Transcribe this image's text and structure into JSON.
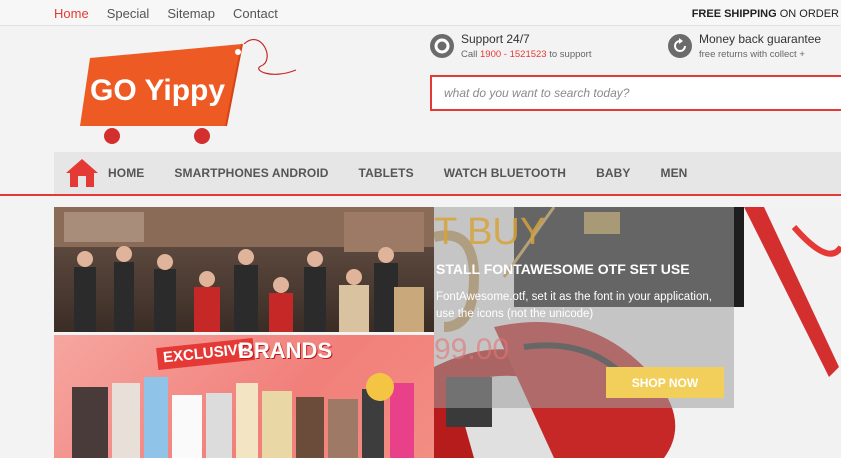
{
  "topbar": {
    "links": [
      "Home",
      "Special",
      "Sitemap",
      "Contact"
    ],
    "shipping_bold": "FREE SHIPPING",
    "shipping_rest": " ON ORDER"
  },
  "logo": {
    "text": "GO Yippy"
  },
  "support": {
    "title": "Support 24/7",
    "call_prefix": "Call ",
    "phone": "1900 - 1521523",
    "call_suffix": " to support"
  },
  "money_back": {
    "title": "Money back guarantee",
    "subtitle": "free returns with collect +"
  },
  "search": {
    "placeholder": "what do you want to search today?"
  },
  "nav": {
    "items": [
      "HOME",
      "SMARTPHONES ANDROID",
      "TABLETS",
      "WATCH BLUETOOTH",
      "BABY",
      "MEN"
    ]
  },
  "banner2": {
    "line1": "EXCLUSIVE",
    "line2": "BRANDS"
  },
  "slider": {
    "title": "T BUY",
    "subtitle": "STALL FONTAWESOME OTF SET USE",
    "text_line1": "FontAwesome.otf, set it as the font in your application,",
    "text_line2": "use the icons (not the unicode)",
    "price": "99.00",
    "button": "SHOP NOW"
  },
  "colors": {
    "accent": "#e53935",
    "logo_orange": "#ee5a24",
    "button_yellow": "#f2cf5a"
  }
}
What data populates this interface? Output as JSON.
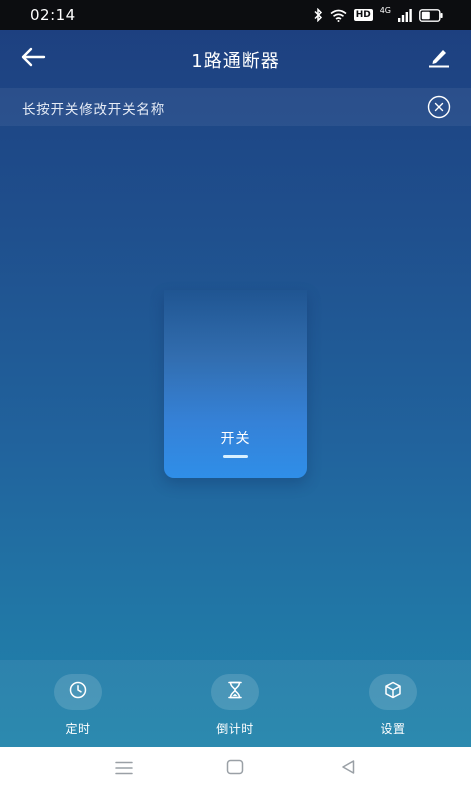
{
  "status_bar": {
    "time": "02:14",
    "hd_badge": "HD",
    "network": "4G",
    "icons": [
      "bluetooth-icon",
      "wifi-icon",
      "hd-icon",
      "signal-icon",
      "battery-icon"
    ]
  },
  "header": {
    "title": "1路通断器",
    "back_icon": "arrow-left-icon",
    "edit_icon": "pencil-icon"
  },
  "hint": {
    "text": "长按开关修改开关名称",
    "close_icon": "circle-x-icon"
  },
  "switch": {
    "label": "开关"
  },
  "toolbar": {
    "items": [
      {
        "label": "定时",
        "icon": "clock-icon"
      },
      {
        "label": "倒计时",
        "icon": "hourglass-icon"
      },
      {
        "label": "设置",
        "icon": "cube-icon"
      }
    ]
  },
  "nav_bar": {
    "icons": [
      "menu-icon",
      "home-square-icon",
      "back-triangle-icon"
    ]
  },
  "colors": {
    "status_bg": "#0c0d10",
    "bg_top": "#1d3e7e",
    "bg_bottom": "#1f83aa",
    "switch_accent": "#2f8ee8",
    "text": "#ffffff"
  }
}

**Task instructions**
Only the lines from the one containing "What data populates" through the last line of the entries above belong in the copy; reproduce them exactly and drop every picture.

**Answer below**
What data populates this interface? Output as JSON.
{
  "status_bar": {
    "time": "02:14",
    "hd_badge": "HD",
    "network": "4G",
    "icons": [
      "bluetooth-icon",
      "wifi-icon",
      "hd-icon",
      "signal-icon",
      "battery-icon"
    ]
  },
  "header": {
    "title": "1路通断器",
    "back_icon": "arrow-left-icon",
    "edit_icon": "pencil-icon"
  },
  "hint": {
    "text": "长按开关修改开关名称",
    "close_icon": "circle-x-icon"
  },
  "switch": {
    "label": "开关"
  },
  "toolbar": {
    "items": [
      {
        "label": "定时",
        "icon": "clock-icon"
      },
      {
        "label": "倒计时",
        "icon": "hourglass-icon"
      },
      {
        "label": "设置",
        "icon": "cube-icon"
      }
    ]
  },
  "nav_bar": {
    "icons": [
      "menu-icon",
      "home-square-icon",
      "back-triangle-icon"
    ]
  },
  "colors": {
    "status_bg": "#0c0d10",
    "bg_top": "#1d3e7e",
    "bg_bottom": "#1f83aa",
    "switch_accent": "#2f8ee8",
    "text": "#ffffff"
  }
}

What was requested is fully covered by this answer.